On Wednesday, Philip Speirs was sentenced to eight years in jail on kidnapping and rape charges, despite telling the court that he committed the crime because he had been bitten by a spider. Speirs told the court that he had been bitten by a poisonous funnel-web spider 12 days before the crime, and had been treated for the bite, and possible viral meningitis, at a hospital.
The only problem with the spider-bite defense: the complete lack of any medical evidence suggesting that a spider bite could be responsible for rage or anger.
At least, that’s what the toxicologist who testified for the prosecution claimed.

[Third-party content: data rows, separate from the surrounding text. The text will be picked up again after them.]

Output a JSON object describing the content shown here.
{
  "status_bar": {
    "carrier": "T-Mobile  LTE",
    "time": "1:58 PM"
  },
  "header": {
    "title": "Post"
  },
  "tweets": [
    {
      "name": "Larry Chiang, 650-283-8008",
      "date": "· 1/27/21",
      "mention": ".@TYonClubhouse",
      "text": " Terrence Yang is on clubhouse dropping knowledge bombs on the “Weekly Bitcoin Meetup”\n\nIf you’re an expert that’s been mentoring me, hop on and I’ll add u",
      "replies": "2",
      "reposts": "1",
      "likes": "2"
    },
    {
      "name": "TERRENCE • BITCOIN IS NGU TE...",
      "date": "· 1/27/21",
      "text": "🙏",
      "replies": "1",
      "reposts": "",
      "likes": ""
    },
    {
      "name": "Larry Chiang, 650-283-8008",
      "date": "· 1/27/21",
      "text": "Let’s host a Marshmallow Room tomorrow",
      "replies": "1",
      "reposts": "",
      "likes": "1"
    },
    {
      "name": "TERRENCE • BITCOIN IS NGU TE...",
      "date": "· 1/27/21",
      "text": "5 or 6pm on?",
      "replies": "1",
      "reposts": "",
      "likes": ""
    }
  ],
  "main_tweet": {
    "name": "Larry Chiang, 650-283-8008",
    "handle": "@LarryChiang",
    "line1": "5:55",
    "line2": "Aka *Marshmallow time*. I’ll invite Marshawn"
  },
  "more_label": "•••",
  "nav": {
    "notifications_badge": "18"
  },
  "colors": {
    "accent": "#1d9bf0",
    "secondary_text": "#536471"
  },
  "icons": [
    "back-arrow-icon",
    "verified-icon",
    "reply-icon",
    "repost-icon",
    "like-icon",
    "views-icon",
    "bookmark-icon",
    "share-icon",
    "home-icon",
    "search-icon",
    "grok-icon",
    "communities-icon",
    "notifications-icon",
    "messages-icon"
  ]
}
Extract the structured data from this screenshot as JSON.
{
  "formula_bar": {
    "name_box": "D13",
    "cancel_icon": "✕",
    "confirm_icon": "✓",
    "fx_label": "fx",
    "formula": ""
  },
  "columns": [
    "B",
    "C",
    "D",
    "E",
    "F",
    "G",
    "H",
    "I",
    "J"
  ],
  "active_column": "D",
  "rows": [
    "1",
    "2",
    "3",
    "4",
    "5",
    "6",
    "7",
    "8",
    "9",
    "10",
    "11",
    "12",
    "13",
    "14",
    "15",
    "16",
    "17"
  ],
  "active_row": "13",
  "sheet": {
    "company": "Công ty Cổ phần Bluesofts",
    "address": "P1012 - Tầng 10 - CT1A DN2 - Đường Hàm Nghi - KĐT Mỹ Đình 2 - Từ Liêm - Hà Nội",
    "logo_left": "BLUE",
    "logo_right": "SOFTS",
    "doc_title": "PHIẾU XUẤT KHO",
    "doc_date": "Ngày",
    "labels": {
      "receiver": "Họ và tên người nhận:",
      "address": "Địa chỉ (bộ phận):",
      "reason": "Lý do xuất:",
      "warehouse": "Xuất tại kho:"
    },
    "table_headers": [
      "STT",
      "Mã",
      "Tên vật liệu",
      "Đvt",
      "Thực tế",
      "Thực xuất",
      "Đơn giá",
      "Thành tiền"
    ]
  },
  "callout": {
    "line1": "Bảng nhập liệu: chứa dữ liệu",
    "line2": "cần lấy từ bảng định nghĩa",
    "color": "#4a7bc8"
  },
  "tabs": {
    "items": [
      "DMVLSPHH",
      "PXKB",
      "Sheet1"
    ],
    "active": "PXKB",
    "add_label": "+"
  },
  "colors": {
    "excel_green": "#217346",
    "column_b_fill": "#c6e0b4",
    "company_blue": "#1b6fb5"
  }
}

Spiers does not appear to have put on any contrary evidence, despite the existence of lengthy film footage depicting a spider bite contributing to erratic and bizarre conduct, occasional angry or violent activity, and poor judgment calls such as appearing in vastly inferior movie sequels.
Even if it could cause rage or anger, there is a long list of things that a spider bite is highly unlikely to explain, like stalking someone, drugging them, assaulting them, locking them in the trunk, making detailed plans to avoid capture, and (except for very rare African species) using another person’s ATM card to take money out of their bank account. Accordingly, the judge concluded that Speirs had not committed the crime because he was bitten by a spider, but rather because he wanted to have sex.
Speirs had pleaded guilty to the crime, but the judge refused to reduce his sentence because of the bite claim. He got a minimum of six years in jail without parole.